“One of the stones was to be taken away to be built into a new steading at Viewfield. Mr Brown thinks this was prior to the building of the Innesmill steading, which dates from 1843. No sooner had the Stone been deposited in the toon, however, than uncanny signs and omens began to manifest themselves, and it was resolved to get rid of it. While it was being taken back to its original position, the horse stuck or fell when taking a somewhat steep little brae, and the stone was taken no further, but buried it where it was. The spot is 80 or 100 yards from the circle!”
What is a Recumbent Stone Circle?
Recumbent stone circles date back to the early Bronze Age. The key feature of the circle is a massive stone slab laid recumbent on its side in the southern or south-western arc of the ring, and flanked by the tallest stones of the circle. The other upright stones in most cases are graduated, with the smallest stones located directly opposite the recumbent stone. The recumbents weigh in at an average of 24 tons and were carefully levered and chocked-up to ensure that their upper surface was as horizontal as possible.
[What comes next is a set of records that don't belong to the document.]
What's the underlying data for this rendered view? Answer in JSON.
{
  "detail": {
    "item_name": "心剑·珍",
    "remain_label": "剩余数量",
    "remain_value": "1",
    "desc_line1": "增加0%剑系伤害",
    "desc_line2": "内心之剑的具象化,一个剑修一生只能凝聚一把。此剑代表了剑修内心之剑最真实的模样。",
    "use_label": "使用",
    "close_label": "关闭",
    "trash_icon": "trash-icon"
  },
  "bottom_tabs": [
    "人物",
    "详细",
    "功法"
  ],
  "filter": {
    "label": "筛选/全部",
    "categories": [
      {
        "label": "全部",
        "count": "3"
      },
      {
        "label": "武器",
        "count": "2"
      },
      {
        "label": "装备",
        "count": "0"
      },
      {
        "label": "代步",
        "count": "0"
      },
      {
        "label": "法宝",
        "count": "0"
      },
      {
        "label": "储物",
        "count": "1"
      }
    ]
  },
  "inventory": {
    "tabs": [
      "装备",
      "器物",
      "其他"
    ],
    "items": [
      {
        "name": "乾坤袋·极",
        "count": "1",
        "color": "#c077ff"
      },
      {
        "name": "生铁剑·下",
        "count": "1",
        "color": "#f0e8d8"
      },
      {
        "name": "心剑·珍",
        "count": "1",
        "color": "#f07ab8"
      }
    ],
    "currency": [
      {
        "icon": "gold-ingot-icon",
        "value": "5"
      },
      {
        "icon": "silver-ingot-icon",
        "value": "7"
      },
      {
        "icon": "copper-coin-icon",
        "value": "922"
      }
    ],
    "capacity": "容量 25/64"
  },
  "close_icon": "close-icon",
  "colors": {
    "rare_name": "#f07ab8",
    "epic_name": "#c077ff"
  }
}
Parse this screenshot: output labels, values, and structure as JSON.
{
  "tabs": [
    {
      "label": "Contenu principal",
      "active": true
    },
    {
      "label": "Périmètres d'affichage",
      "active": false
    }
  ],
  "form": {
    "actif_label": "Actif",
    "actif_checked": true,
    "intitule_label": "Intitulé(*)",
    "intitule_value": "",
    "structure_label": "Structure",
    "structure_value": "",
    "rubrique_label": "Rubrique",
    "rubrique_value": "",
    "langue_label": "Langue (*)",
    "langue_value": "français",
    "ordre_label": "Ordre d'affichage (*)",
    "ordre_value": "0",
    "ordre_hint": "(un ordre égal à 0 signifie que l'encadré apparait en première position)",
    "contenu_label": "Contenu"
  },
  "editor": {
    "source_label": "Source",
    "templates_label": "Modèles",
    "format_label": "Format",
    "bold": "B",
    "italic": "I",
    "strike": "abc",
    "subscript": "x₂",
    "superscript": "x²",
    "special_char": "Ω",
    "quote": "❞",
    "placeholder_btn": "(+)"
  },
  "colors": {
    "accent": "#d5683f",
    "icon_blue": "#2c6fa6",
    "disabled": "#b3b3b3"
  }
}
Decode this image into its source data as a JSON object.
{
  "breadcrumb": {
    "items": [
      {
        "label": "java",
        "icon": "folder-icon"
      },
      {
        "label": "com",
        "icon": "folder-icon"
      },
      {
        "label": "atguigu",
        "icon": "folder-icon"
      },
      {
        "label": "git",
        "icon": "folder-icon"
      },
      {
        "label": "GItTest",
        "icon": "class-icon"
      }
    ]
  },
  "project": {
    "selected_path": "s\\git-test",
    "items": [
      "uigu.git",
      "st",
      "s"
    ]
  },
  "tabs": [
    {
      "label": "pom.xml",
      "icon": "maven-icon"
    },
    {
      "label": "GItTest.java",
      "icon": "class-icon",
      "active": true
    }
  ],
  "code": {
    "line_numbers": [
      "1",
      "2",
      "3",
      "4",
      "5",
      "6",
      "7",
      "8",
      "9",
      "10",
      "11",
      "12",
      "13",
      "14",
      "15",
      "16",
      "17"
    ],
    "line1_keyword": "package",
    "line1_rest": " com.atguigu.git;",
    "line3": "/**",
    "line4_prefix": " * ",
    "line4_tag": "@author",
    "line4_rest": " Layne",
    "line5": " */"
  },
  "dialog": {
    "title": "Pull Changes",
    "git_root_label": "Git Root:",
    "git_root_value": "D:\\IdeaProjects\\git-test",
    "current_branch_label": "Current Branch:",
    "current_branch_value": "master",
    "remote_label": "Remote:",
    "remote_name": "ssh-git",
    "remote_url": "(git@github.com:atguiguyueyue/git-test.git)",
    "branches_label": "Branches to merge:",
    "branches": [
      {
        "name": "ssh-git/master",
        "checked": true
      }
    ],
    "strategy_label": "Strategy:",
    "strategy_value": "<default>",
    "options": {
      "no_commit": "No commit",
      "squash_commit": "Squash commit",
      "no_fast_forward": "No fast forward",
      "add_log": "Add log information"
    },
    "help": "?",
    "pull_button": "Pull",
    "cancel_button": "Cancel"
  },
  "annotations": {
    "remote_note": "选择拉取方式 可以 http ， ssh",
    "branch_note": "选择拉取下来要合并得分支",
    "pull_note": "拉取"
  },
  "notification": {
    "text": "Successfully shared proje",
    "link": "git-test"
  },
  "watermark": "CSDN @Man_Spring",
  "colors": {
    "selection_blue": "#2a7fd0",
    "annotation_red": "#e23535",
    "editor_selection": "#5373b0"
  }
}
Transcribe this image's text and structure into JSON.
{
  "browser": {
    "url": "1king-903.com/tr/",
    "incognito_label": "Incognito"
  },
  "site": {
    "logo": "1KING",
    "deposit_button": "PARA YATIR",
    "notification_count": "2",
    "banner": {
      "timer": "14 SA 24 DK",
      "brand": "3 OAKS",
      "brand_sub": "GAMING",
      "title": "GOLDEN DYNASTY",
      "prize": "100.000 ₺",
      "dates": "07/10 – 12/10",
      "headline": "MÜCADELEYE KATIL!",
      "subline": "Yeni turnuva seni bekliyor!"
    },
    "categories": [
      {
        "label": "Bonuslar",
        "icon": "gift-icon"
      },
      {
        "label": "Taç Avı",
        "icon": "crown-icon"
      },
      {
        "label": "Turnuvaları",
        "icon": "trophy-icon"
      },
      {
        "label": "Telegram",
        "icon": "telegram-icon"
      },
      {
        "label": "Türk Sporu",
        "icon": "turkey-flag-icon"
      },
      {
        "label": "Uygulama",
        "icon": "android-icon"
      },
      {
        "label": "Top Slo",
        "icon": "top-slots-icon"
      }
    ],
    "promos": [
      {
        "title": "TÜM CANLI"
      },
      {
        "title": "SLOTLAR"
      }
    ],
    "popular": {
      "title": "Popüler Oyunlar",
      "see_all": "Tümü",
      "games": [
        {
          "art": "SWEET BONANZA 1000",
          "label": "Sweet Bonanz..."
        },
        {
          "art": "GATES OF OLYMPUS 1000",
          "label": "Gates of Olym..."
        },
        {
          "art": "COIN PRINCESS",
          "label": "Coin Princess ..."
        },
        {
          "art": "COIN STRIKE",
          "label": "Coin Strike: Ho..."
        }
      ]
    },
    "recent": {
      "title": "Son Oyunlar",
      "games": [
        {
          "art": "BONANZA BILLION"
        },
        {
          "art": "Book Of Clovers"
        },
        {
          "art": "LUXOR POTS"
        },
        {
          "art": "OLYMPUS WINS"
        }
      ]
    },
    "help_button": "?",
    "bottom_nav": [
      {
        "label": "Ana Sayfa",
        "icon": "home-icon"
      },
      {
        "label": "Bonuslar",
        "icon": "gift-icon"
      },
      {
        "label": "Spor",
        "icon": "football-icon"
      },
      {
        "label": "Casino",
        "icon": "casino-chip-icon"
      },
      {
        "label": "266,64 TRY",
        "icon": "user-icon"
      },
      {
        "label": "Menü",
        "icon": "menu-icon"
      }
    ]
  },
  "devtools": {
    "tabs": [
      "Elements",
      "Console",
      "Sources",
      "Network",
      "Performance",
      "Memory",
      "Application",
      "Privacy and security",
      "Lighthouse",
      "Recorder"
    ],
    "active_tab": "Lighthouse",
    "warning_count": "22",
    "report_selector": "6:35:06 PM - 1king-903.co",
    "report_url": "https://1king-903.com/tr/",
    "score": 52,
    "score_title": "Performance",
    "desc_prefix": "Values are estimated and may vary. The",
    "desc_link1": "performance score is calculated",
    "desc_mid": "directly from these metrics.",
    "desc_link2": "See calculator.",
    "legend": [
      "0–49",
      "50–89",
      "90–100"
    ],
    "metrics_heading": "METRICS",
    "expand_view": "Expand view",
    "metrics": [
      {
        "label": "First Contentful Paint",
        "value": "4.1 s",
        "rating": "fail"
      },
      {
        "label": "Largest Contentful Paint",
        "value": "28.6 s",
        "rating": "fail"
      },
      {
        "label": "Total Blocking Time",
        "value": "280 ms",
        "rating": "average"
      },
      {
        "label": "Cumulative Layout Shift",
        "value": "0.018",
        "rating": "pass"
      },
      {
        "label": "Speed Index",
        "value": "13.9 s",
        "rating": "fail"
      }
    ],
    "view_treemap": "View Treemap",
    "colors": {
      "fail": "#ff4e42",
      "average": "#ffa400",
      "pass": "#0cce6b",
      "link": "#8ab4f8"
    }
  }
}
Recumbent stone circles date back to the bronze age and are found almost exclusively in the northeast of Scotland around Aberdeen. Some 99 have been identified, although they bare a distinct resemblance to Irish axial stone circles. (These have small flankers and tallest stones opposite the recumbent stone.)
What was the purpose of a Recumbent Stone Circle
Some have seen the function of recumbent stone circles as solar or lunar observatories. The recumbent stone may have served as an altar and, along with the flanking stones, perhaps formed a false horizon or frame through which celestial events such as the winter and summer solstices could be viewed. Perhaps the long shadows cast by the stones and the low sun at the winter solstice were as important as the stones themselves. where they elaborate calendars used to measure the turning of the wheel of the year?
Others have proposed that the recumbent and its flankers form a framework through which to view the rising or setting of the Major Standstill Moon which occurs every 18.5 years. At this point the moon dips towards the recumbent. Some have suggested that cupmarks on some of the recumbents, flankers and adjacent stones are markers showing where the Major Standstill Moon rises or sets. Cupmarks are cup-shaped hollows or decorations, usually between 10 and 50 mm in diameter.
There is evidence that rituals were performed at the sites of these monuments which included the breaking and scattering of white quartz lumps. In fact, many of the stones on the south side of the circle have veins of quartz running through them. Neolithic and early Bronze Age carved stone balls have a distribution in Moray and Aberdeenshire which almost mirrors that of recumbent stone circles. Could there have been a connection?
In addition, archaeological excavations have found traces of funeral pyres and low burial cairns.
The Bronze Age users of the Recumbent Stone Circle
Whatever their purpose, we know that life for their builders was good. The population was small and yet resources were plentiful. These people were farmers, growing barley and perhaps oats and raising cows, pigs, sheep and goats. The rivers were filled with fish, and deer and wildfowl were available for hunting. The climate was slightly warmer than it is today and it has been said that this wealth of resources allowed the people enough spare time to construct these stone circles.